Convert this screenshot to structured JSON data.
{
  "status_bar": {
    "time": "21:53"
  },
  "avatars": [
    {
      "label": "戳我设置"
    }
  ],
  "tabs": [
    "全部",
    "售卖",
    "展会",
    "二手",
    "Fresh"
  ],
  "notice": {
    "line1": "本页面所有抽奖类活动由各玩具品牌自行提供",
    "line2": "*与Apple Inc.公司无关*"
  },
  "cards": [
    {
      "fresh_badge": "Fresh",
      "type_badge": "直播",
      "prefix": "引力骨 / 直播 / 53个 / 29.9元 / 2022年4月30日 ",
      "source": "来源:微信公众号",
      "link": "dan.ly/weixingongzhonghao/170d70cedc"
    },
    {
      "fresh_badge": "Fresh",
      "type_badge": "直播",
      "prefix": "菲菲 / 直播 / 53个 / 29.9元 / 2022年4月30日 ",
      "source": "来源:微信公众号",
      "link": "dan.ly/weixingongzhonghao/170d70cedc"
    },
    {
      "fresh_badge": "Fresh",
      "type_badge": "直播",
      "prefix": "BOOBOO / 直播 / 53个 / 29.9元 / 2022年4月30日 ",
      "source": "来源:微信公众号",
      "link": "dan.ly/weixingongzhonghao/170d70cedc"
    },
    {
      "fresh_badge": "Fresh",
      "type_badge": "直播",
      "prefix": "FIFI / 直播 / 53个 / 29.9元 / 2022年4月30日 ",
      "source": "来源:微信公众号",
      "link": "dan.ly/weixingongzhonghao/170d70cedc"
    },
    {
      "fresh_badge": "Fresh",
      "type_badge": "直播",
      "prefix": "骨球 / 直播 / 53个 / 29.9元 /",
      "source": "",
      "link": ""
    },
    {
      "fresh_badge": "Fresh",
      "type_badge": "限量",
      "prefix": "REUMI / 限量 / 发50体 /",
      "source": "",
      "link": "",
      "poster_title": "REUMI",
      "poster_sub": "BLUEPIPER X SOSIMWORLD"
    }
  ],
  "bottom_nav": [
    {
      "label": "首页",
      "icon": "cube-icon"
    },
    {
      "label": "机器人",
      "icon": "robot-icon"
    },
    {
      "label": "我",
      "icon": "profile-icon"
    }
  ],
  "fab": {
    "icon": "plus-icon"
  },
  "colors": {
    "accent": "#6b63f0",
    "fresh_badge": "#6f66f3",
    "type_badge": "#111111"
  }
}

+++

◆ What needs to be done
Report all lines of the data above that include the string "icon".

◆ Exercise response
      "icon": "cube-icon"
      "icon": "robot-icon"
      "icon": "profile-icon"
    "icon": "plus-icon"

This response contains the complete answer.